You may need to be smart to get into college, but what many college students don’t often think about is how much they don’t know about lending, loans and other financial topics – all of which they will become very familiar with soon enough.
Here’s a breakdown of some important lending terms. Share it with the college students and recent grads in your life as a prep course for some of the real-life lessons ahead, or review yourself if you need a refresher.
One of the most frequently used methods of planning for the future, 401k accounts allow workers to set aside some of their income to be used in retirement. The IRS limits how much workers can put away in a given year, though older workers may be able to take advantage of catch-up provisions with higher annual contribution ceilings.
Lenders need to recover investments if borrowers stop paying. It’s why banks and financial firms can repossess vehicles and foreclose on homes – collateral on auto loans and mortgages.
Interest is the cost incurred by borrowing money. When you open a savings account, for example, the borrower (the bank) often pays you (the lender) back with interest on your deposit, based on current lending rates.
Interest is calculated as a percentage of how much has been borrowed. Credit rating is one of the biggest determinants behind an interest rate. These ratings, generated through credit bureau reports, help a lender gauge how likely a borrower is to repay a debt. Borrowers with higher scores often benefit from lower costs compared with current lending rates, though a fantastic credit rating isn’t a silver bullet. Lenders also place significant weight on a borrower’s ability to pay by examining information such as debt-to-income ratio.
A tip for college students: If you take out student loans and request deferred payments, interest may build until you start making payments.
Individual retirement accounts are a popular way to plan for the future. Funds from a traditional IRA are taxed upon withdrawal while funds from a Roth IRA are taxed prior to deposit, meaning the funds are tax-free upon withdrawal. Both are subject to annual contribution limits.
Minimum Down: Most loans require a down payment. Minimums vary based on the types of loans, though making larger down payments almost always lowers borrowing costs.
Most people who want to buy a home need money to do so. A mortgage is an agreement between a buyer and lender, and a common lending, loans topic. Lenders agree to give buyers the money they need to purchase property, and borrowers, in turn, agree to repay the loan with interest based on current lending rates at the time of closing. If the borrower fails to make timely payments, lenders can recoup their investment by taking ownership of the property.
There is a lot to consider when looking into a mortgage. The U.S. Consumer Financial Protection Bureau recommends weighing the size of the loan, the interest rate, closing costs, the annual percentage rate, the type of interest rate (fixed or adjustable), the loan term and whether the loan has features like pre-payment penalties.
Most loans, including federal student loans, don’t have fees for paying off loans early.
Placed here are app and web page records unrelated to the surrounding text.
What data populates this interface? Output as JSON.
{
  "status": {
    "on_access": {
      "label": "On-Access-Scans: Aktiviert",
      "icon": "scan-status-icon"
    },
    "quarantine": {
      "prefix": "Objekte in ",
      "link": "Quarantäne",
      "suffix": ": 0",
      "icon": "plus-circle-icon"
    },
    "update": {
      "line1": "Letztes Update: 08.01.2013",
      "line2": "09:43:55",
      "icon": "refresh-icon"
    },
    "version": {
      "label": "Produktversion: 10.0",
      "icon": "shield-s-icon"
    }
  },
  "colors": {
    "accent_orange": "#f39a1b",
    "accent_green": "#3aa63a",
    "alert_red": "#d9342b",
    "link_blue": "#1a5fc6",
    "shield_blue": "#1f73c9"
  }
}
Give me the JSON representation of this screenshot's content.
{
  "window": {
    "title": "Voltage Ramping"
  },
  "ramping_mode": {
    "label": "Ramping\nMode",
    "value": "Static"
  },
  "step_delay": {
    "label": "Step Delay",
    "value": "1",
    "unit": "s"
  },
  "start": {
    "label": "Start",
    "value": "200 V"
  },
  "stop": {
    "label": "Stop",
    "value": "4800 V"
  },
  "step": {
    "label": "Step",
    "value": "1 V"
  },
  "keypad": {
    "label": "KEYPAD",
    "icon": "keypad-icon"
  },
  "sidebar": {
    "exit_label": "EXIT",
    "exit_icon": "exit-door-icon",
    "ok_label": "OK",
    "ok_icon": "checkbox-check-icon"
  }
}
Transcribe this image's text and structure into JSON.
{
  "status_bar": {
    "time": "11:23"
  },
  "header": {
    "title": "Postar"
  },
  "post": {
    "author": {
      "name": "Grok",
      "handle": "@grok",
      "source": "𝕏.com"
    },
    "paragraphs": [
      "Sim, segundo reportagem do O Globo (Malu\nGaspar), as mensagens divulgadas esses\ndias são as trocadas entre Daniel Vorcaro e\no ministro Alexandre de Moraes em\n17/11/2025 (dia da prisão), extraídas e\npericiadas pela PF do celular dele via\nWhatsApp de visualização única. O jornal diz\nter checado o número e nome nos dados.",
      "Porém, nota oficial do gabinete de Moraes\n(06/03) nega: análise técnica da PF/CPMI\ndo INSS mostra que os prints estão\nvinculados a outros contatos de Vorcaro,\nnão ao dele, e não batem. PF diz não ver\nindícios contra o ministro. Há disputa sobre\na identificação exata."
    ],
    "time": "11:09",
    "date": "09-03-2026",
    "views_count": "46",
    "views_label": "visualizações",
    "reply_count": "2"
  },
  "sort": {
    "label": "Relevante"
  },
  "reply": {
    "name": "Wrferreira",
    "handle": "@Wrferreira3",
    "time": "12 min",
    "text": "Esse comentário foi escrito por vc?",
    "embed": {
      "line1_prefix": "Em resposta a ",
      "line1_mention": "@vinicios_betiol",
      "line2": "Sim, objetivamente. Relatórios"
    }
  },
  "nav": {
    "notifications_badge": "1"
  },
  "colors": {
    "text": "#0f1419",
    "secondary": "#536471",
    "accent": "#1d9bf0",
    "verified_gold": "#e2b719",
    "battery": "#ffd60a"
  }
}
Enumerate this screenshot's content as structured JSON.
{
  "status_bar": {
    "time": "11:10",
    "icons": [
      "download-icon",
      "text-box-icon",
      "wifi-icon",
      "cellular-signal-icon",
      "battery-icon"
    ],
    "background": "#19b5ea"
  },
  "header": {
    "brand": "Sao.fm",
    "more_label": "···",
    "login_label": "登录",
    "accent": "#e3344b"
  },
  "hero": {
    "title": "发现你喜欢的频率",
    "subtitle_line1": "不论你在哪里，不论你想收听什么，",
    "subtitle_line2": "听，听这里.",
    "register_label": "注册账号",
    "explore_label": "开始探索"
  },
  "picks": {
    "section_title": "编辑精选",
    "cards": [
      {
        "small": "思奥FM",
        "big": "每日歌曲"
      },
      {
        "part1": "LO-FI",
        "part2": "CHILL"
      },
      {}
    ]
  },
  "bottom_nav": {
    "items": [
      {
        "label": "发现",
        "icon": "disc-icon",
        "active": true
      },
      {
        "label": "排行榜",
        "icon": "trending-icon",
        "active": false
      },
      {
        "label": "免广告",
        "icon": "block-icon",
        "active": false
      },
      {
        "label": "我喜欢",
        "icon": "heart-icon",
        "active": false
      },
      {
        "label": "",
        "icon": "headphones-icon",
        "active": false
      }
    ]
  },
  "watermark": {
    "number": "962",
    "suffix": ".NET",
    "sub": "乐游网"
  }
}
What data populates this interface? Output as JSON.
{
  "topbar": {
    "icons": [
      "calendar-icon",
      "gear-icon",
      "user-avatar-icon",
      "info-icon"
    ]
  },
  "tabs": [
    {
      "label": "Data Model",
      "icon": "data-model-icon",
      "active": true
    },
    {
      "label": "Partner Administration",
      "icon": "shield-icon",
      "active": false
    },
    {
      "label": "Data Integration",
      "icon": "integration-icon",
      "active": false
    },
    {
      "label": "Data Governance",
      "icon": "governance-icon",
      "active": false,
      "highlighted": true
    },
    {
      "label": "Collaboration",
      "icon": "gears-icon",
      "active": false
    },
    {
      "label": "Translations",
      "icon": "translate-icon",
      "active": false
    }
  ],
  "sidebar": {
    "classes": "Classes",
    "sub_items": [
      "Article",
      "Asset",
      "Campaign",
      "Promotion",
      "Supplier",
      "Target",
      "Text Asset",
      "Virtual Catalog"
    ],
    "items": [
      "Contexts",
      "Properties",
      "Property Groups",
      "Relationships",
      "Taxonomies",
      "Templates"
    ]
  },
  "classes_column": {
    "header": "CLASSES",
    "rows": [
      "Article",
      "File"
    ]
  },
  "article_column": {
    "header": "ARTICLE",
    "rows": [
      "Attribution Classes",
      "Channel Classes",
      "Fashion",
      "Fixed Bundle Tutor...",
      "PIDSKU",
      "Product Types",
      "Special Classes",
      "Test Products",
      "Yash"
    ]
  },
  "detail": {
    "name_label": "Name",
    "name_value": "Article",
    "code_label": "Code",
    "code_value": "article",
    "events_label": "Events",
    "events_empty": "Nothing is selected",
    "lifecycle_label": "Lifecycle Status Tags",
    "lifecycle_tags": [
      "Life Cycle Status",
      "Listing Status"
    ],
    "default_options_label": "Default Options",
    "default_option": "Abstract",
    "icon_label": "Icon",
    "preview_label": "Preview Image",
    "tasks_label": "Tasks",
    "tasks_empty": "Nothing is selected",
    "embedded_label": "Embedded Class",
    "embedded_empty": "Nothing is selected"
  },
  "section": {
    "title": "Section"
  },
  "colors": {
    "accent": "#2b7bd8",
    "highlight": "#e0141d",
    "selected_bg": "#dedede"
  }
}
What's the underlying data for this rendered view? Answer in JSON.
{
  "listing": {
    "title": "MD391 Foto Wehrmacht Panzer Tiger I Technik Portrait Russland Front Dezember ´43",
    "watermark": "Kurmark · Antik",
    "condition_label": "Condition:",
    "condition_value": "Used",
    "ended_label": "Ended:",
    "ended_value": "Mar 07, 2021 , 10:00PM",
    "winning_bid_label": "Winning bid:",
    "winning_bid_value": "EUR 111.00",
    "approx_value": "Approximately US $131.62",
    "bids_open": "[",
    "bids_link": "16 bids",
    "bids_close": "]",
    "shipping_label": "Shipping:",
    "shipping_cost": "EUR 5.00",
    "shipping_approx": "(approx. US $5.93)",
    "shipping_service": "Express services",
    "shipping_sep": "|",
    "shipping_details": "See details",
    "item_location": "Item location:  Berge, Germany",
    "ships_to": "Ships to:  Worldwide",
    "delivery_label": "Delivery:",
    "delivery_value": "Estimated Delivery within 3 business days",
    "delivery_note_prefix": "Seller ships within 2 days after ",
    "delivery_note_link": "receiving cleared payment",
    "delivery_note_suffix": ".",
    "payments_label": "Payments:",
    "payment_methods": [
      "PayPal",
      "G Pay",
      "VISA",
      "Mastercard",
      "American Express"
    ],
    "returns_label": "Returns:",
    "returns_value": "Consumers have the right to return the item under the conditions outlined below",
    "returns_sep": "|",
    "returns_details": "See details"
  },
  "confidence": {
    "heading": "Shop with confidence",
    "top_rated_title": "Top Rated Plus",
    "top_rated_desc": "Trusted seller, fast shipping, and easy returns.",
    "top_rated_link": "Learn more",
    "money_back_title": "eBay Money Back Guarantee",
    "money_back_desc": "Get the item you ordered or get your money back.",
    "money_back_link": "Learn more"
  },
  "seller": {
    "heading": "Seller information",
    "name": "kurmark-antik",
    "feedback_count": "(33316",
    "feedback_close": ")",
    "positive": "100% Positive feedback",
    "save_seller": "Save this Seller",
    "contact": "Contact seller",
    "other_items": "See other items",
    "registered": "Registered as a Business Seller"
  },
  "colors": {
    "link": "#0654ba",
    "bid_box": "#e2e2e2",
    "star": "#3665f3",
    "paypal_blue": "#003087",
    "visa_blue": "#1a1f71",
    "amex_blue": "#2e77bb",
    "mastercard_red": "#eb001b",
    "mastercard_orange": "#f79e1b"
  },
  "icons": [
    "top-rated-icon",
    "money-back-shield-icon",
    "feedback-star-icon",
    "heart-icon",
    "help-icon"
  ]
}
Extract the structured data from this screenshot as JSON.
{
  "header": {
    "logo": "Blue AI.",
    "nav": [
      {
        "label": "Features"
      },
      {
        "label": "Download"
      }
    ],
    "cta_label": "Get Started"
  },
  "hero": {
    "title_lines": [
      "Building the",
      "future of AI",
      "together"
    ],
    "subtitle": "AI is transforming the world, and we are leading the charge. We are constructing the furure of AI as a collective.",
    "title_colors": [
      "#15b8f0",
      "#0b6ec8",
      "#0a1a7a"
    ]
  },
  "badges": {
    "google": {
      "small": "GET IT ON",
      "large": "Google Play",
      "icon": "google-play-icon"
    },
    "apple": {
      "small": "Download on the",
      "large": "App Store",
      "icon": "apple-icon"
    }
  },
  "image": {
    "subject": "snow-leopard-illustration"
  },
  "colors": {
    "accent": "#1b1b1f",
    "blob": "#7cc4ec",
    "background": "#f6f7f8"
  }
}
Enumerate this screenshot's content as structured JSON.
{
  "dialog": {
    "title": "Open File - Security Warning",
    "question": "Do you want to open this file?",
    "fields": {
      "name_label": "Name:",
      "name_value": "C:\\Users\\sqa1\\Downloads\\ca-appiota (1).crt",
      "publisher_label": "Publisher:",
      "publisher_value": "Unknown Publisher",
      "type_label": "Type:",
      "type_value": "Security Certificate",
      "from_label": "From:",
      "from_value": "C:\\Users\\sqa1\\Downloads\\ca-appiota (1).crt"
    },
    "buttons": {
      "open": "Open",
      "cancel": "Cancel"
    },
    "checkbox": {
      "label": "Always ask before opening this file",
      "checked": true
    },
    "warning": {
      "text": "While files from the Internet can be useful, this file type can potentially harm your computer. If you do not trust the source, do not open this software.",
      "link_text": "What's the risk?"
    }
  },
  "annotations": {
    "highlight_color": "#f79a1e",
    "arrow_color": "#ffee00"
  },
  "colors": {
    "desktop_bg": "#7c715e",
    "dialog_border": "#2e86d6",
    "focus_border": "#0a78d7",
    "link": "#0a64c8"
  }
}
But make sure to check before signing the dotted line of you want to have the ability to pre-pay on loans without incurring extra costs.
Return on Investment
Your return on investment is how much you’ll get back compared with how much you’ve invested. Make sure borrowing money is worth it. College students should research post-graduation incomes in their fields to see if their educational investments are worth the costs.
A certificate of deposit is a dependable investment that’s protected by the Federal Deposit Insurance Corp. and provides a set rate of return after a pre-determined period of time. Typically, the longer the investment period, the higher the return. Some investors purchase CDs with different lengths of maturity to keep their funds liquid, a strategy sometimes called laddering. There are often early withdrawal penalties.
Term is an important part of lending. It’s the length of time it takes to repay loans with minimum payments. Longer terms usually mean lower monthly payments, but higher borrowing costs.
And one final tip for college students – you may qualify for federal student loans with income-based repayment options. If so, you may be able to settle a loan by making minimum payments for a period of time regardless of whether you repay everything you borrowed. Learn more about AAA’s student lending services.
Are there any important terms missing from this story? Let us know in the comments. Click here to learn more about AAA Financial Services.